Europe poses yet another problem for China and Xi, in particular. Xi sought to make the One Belt One Road project his legacy. It was intended to recreate the old silk route between China and the rich markets of Europe. That market, however, is fast becoming more engrossed with its internal affairs, including the influx of relatively poor immigrants and the risk of countries breaking away from the Union. It is likely that it will, in the shorter term (read: Xi’s term as president), concentrate more on creating jobs for its citizens rather than on importing goods and services from China.

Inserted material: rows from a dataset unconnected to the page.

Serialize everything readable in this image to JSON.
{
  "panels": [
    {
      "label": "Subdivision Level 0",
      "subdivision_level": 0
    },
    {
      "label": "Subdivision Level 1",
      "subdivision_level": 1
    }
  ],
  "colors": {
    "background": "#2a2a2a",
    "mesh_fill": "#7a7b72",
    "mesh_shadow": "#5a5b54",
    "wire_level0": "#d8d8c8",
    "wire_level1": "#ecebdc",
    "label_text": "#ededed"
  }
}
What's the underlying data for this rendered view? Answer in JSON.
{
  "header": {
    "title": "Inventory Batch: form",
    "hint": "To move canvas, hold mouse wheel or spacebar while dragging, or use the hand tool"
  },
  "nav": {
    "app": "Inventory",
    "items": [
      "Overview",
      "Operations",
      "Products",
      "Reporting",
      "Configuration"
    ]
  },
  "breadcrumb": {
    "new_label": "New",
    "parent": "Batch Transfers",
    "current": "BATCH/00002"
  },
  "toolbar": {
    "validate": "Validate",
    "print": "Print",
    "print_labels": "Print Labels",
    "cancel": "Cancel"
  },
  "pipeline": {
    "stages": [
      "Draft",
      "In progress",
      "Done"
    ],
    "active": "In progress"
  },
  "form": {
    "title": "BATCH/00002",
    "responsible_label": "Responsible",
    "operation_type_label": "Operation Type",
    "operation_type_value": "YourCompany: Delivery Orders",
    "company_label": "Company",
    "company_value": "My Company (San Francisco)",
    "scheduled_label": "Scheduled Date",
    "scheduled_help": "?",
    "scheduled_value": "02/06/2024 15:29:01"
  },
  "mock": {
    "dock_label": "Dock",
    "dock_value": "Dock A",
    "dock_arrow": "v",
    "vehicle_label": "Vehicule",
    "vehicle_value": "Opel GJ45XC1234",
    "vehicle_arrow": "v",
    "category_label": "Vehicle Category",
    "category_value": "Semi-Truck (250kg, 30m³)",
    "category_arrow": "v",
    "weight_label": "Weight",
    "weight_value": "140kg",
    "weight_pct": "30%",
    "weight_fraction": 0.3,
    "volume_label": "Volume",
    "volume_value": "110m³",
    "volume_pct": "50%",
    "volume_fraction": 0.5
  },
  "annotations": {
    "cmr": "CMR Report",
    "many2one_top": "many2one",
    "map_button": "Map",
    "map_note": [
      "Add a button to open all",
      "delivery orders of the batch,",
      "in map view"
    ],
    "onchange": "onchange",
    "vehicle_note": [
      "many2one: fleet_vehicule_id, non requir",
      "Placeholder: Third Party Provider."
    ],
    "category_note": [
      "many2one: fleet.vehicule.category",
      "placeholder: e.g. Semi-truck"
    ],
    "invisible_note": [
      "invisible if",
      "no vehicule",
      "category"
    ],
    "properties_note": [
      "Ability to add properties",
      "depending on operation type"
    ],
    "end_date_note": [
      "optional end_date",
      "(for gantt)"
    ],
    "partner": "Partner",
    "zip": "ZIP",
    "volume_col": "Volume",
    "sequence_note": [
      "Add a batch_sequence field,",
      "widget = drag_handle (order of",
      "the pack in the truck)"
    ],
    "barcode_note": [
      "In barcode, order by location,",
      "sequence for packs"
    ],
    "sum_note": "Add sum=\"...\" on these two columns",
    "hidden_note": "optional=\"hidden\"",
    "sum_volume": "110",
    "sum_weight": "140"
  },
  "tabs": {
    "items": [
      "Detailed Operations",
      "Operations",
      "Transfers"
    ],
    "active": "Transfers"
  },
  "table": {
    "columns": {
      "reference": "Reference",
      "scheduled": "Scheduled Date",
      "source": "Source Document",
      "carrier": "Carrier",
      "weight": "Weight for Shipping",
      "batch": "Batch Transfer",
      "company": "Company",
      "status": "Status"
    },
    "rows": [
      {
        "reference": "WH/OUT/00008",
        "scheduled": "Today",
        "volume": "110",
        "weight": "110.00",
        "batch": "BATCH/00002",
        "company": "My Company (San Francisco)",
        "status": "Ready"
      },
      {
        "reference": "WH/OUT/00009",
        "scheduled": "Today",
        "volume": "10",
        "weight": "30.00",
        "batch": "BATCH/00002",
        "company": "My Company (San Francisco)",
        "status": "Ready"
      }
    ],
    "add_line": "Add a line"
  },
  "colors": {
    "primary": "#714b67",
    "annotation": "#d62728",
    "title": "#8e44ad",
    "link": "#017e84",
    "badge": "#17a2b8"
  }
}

To compound China’s worries, Prime Minister Shinzo Abe of Japan, a staunch nationalist who has previously taken a strong stance against China when he saw it necessary, returned to office with a larger majority after recent elections. While he has stated that the further revision of the Japanese constitution is not his immediate objective, there is no doubt that he will work to further remove the limitations on the Japanese military. Japan plans to purchase around 40 Lockheed Martin F-35 fighter aircrafts in addition to developing its own fifth-generation fighters.
It is this confluence of issues that enhances the risk to China, the countries of Southeast Asia and elsewhere. If cornered, China could behave even more provocatively. In order to demonstrate that it is a superpower, it could engineer an issue or force a circumstance that leads to conflict. A conflict with the U.S. will see China’s aspirations cease for a very long time. Failure would be the hallmark of Xi’s presidency.
It is incumbent on Xi, therefore, to attempt to negotiate a suitable outcome with the Philippines and put the best face on that situation domestically in order to contain the nationalism there while he plays for time. It is likely that Duterte will take full advantage of the situation to acquire as much Chinese investment at the most relaxed terms as he possibly can. If China seeks to bring matters to a head, though, it is likely that, as one analyst observed, the U.S. could find itself at war in the Far East once again.
Research Analyst for Future Directions International
Lindsay Hughes is a research analyst at Future Directions International, a think-tank based in Perth, Australia, which was established by the former Governor General of Australia, Major General the Hon. Michael Jeffery.